Nanotech replications will make solar power and goods production extremely cheap. Therefore hundreds of millions or even billions of humans will gain the ability to use huge amounts of land just for massive mansions.
The full paper (PDF) is available with open access.
From the heartland's whippoorwills and meadowlarks to the Northern bobwhite and common terns of the nation's coasts, 20 common bird species tracked by the National Audubon Society have seen their numbers fall 54 percent overall since 1967, with some down about 80 percent, the group reported Thursday.
Most of the trouble lies with loss of bird habitat, and has for decades, due to expanding agriculture and suburban development. The Rufous hummingbird's population has fallen 58 percent due to logging and development in its Pacific Northwest breeding range – and in its winter range in Mexico. The same thing has happened to whipporwills, whose numbers are down 57 percent due to loss of their forest habitat. At the same time, scientists say changes in migration patterns due to global warming are emerging, too.
"Habitat loss is still the major concern," says Greg Butcher, Audubon's bird conservation director in an interview. "But we're also seeing increasing impact from large-scale problems like global warming."
Losses due to global warming are speculative at this point.
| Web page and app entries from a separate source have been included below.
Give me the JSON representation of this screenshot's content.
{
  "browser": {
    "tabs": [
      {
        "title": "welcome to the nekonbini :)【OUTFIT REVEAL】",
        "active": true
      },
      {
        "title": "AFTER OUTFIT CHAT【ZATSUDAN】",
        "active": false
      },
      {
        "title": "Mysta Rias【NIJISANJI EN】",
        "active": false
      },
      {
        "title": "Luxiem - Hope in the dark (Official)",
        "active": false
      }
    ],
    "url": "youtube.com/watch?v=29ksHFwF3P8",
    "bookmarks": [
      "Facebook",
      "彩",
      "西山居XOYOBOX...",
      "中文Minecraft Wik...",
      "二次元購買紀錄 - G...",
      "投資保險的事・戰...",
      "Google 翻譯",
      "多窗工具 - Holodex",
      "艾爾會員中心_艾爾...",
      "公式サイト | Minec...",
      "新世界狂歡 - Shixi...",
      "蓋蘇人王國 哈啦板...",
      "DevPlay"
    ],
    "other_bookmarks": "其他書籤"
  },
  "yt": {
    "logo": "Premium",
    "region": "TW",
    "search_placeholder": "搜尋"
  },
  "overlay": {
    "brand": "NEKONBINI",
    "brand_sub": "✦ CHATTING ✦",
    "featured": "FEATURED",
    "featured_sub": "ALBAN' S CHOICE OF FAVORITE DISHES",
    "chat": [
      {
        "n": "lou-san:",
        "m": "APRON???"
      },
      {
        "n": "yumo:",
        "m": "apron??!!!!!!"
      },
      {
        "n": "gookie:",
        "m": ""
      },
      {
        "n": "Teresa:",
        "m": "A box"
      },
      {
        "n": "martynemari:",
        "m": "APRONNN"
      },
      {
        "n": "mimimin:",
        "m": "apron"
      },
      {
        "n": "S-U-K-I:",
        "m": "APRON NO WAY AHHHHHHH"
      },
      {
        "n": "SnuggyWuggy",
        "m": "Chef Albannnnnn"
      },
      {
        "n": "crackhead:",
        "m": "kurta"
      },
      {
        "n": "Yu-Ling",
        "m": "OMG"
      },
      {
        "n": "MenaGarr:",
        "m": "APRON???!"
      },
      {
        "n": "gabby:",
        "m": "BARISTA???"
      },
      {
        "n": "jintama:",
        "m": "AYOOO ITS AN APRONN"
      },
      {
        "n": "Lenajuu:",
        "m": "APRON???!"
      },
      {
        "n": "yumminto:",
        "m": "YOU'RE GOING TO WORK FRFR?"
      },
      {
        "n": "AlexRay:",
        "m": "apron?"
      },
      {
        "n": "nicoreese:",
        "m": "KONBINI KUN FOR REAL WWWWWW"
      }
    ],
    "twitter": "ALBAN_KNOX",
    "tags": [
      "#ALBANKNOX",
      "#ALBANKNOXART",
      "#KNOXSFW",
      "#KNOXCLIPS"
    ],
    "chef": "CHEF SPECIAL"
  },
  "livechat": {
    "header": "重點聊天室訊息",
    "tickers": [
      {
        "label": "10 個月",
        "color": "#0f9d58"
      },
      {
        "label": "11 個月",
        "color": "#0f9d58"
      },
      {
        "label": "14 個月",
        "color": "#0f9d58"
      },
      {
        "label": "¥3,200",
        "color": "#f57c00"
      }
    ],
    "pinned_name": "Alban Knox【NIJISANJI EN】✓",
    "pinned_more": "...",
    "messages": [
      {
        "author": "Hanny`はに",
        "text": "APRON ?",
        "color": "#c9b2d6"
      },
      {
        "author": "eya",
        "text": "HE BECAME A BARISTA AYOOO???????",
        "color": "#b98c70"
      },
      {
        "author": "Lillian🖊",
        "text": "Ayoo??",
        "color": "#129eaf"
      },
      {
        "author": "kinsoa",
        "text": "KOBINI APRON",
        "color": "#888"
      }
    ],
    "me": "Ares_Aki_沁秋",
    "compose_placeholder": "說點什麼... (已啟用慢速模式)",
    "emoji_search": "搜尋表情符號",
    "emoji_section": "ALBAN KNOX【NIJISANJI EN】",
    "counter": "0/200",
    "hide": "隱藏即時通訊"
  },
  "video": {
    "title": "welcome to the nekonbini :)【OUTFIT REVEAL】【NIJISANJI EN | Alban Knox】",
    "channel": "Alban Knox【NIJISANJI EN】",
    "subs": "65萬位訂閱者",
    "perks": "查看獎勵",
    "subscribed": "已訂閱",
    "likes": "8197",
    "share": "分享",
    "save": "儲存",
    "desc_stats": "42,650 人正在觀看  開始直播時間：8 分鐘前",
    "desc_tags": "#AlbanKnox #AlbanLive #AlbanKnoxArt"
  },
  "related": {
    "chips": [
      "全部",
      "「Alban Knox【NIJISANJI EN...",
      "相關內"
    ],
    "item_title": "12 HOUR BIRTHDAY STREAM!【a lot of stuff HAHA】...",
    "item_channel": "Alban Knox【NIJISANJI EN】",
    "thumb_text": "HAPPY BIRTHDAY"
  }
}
But loss of land to human use is not speculative. Destruction of rain forests in the tropics will drive many species to extinction. Both industrialization and population growth are driving the loss of land.
This trend could get much worse. My fear with biotechnology for biomass energy is that biotechnology will make more land useful for human purposes. If genetic engineers create plants that make land more usable for energy production then use of land for energy production will cause orders of magnitude greater loss of habitats than is caused by drilling for oil and construction of oil pipelines. Shifting of land into production for biomass energy will get added to expansion of land use for food crops, logging, and human settlements.
The habitat loss problem is going to get much worse even without a massive shift to biomass energy. The population of the United States will hit about 400 million by 2050. Most of that population growth will come from immigrants and from children of immigrants.
That population growth rate is probably going to go up if the S.1348 immigration amnesty bill passes Congress. Why? Immigration amnesties cause fertility spikes.
According to a 2002 study by demographers Laura E. Hill and Hans P. Johnson of the Public Policy Institute of California, due to the 1986 amnesty (another "comprehensive" compromise, combining legalization with enforcement provisions that were never enforced), "Between 1987 and 1991, total fertility rates for foreign-born Hispanics [in California] increased from 3.2 to 4.4" expected babies per woman over her lifetime.
I believe we already have too many people on planet Earth and that we are going to lose a large number of species due to population growth and industrialization. Eventually we are going to develop rejuvenation therapies and current projections of future population growth will turn out to be very low. Seems to me we have about 4 choices with population growth:
My guess is that the fourth option is the most likely. The instinct to reproduce is incredibly strong (even as many intellectuals erroneously claim we've somehow escaped our instincts). Also, the development of rejuvenation therapies seems inevitable barring a catastrophe that wipes out the human race.How can the fourth option be prevented? Maybe people will migrate to online virtual reality living and raise AI children. I doubt it. Maybe a Borg consciousness AI will take over a world government and control human behavior. For example, a massive AI (or a secret cabal of scientists and industrialists) could design viruses that infect the entire human race and reprogram their brains to dampen down desires to reproduce.